WORK TASK :: Go over the data and copy out each line with "arda" in it.
----
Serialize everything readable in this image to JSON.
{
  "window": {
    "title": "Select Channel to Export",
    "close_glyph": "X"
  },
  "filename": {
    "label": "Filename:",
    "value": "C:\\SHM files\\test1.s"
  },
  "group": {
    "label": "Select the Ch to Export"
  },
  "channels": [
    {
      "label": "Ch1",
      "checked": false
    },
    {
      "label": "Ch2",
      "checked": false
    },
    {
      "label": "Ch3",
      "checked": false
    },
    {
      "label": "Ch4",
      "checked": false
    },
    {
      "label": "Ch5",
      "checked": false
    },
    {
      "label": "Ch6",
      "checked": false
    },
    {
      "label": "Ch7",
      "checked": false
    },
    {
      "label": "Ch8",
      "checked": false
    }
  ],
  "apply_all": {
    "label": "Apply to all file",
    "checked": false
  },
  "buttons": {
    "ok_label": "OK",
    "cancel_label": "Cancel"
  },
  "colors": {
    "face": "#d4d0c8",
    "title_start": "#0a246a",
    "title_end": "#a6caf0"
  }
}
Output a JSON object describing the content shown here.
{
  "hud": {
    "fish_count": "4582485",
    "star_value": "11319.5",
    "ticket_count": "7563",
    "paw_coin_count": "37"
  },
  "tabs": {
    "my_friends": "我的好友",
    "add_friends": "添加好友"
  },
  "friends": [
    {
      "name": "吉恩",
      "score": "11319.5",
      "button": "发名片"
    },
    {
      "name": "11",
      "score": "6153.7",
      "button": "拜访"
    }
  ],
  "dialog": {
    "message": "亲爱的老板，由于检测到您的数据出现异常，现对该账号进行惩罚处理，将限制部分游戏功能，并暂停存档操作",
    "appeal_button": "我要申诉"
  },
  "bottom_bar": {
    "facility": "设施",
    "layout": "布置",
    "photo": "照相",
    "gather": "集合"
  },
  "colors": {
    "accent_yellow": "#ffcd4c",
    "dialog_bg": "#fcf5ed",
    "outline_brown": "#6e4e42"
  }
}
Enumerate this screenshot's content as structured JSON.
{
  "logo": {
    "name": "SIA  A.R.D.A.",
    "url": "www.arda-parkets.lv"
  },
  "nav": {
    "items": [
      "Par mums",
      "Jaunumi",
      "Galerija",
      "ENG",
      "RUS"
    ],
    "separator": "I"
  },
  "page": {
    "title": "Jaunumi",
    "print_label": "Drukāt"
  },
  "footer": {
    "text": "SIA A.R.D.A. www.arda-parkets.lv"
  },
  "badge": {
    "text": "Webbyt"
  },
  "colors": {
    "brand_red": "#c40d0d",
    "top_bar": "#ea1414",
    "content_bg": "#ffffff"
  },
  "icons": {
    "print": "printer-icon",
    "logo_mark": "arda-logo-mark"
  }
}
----
SOLUTION TO THIS EXERCISE ::
    "url": "www.arda-parkets.lv"
    "text": "SIA A.R.D.A. www.arda-parkets.lv"
    "logo_mark": "arda-logo-mark"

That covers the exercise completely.